Source records ->
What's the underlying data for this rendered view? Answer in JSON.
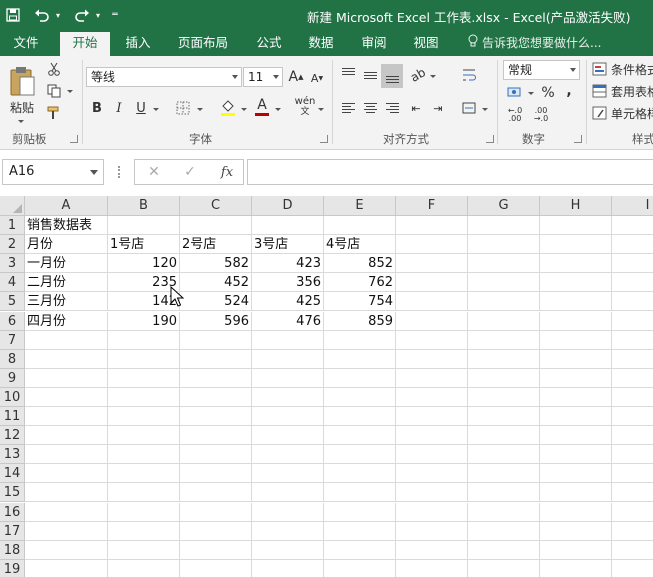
{
  "titlebar": {
    "title": "新建 Microsoft Excel 工作表.xlsx - Excel(产品激活失败)",
    "save_icon": "save-icon",
    "undo_icon": "undo-icon",
    "redo_icon": "redo-icon"
  },
  "tabs": [
    {
      "label": "文件"
    },
    {
      "label": "开始"
    },
    {
      "label": "插入"
    },
    {
      "label": "页面布局"
    },
    {
      "label": "公式"
    },
    {
      "label": "数据"
    },
    {
      "label": "审阅"
    },
    {
      "label": "视图"
    }
  ],
  "tellme": "告诉我您想要做什么...",
  "ribbon": {
    "clipboard": {
      "paste_label": "粘贴",
      "group_label": "剪贴板"
    },
    "font": {
      "font_name": "等线",
      "font_size": "11",
      "bold": "B",
      "italic": "I",
      "underline": "U",
      "phonetic": "wén",
      "grow": "A",
      "shrink": "A",
      "group_label": "字体"
    },
    "alignment": {
      "group_label": "对齐方式"
    },
    "number": {
      "format": "常规",
      "percent": "%",
      "comma": ",",
      "group_label": "数字"
    },
    "styles": {
      "conditional": "条件格式",
      "table": "套用表格",
      "cell": "单元格样",
      "group_label": "样式"
    }
  },
  "formula_bar": {
    "name_box": "A16",
    "cancel": "✕",
    "enter": "✓",
    "fx": "fx",
    "value": ""
  },
  "sheet": {
    "columns": [
      "A",
      "B",
      "C",
      "D",
      "E",
      "F",
      "G",
      "H",
      "I"
    ],
    "rows": [
      "1",
      "2",
      "3",
      "4",
      "5",
      "6",
      "7",
      "8",
      "9",
      "10",
      "11",
      "12",
      "13",
      "14",
      "15",
      "16",
      "17",
      "18",
      "19"
    ],
    "cells": {
      "title": "销售数据表",
      "header": [
        "月份",
        "1号店",
        "2号店",
        "3号店",
        "4号店"
      ],
      "data": [
        [
          "一月份",
          "120",
          "582",
          "423",
          "852"
        ],
        [
          "二月份",
          "235",
          "452",
          "356",
          "762"
        ],
        [
          "三月份",
          "142",
          "524",
          "425",
          "754"
        ],
        [
          "四月份",
          "190",
          "596",
          "476",
          "859"
        ]
      ]
    }
  }
}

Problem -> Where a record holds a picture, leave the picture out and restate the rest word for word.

Reply ->
What's the underlying data for this rendered view? Answer in JSON.
{
  "titlebar": {
    "title": "新建 Microsoft Excel 工作表.xlsx - Excel(产品激活失败)",
    "save_icon": "save-icon",
    "undo_icon": "undo-icon",
    "redo_icon": "redo-icon"
  },
  "tabs": [
    {
      "label": "文件"
    },
    {
      "label": "开始"
    },
    {
      "label": "插入"
    },
    {
      "label": "页面布局"
    },
    {
      "label": "公式"
    },
    {
      "label": "数据"
    },
    {
      "label": "审阅"
    },
    {
      "label": "视图"
    }
  ],
  "tellme": "告诉我您想要做什么...",
  "ribbon": {
    "clipboard": {
      "paste_label": "粘贴",
      "group_label": "剪贴板"
    },
    "font": {
      "font_name": "等线",
      "font_size": "11",
      "bold": "B",
      "italic": "I",
      "underline": "U",
      "phonetic": "wén",
      "grow": "A",
      "shrink": "A",
      "group_label": "字体"
    },
    "alignment": {
      "group_label": "对齐方式"
    },
    "number": {
      "format": "常规",
      "percent": "%",
      "comma": ",",
      "group_label": "数字"
    },
    "styles": {
      "conditional": "条件格式",
      "table": "套用表格",
      "cell": "单元格样",
      "group_label": "样式"
    }
  },
  "formula_bar": {
    "name_box": "A16",
    "cancel": "✕",
    "enter": "✓",
    "fx": "fx",
    "value": ""
  },
  "sheet": {
    "columns": [
      "A",
      "B",
      "C",
      "D",
      "E",
      "F",
      "G",
      "H",
      "I"
    ],
    "rows": [
      "1",
      "2",
      "3",
      "4",
      "5",
      "6",
      "7",
      "8",
      "9",
      "10",
      "11",
      "12",
      "13",
      "14",
      "15",
      "16",
      "17",
      "18",
      "19"
    ],
    "cells": {
      "title": "销售数据表",
      "header": [
        "月份",
        "1号店",
        "2号店",
        "3号店",
        "4号店"
      ],
      "data": [
        [
          "一月份",
          "120",
          "582",
          "423",
          "852"
        ],
        [
          "二月份",
          "235",
          "452",
          "356",
          "762"
        ],
        [
          "三月份",
          "142",
          "524",
          "425",
          "754"
        ],
        [
          "四月份",
          "190",
          "596",
          "476",
          "859"
        ]
      ]
    }
  }
}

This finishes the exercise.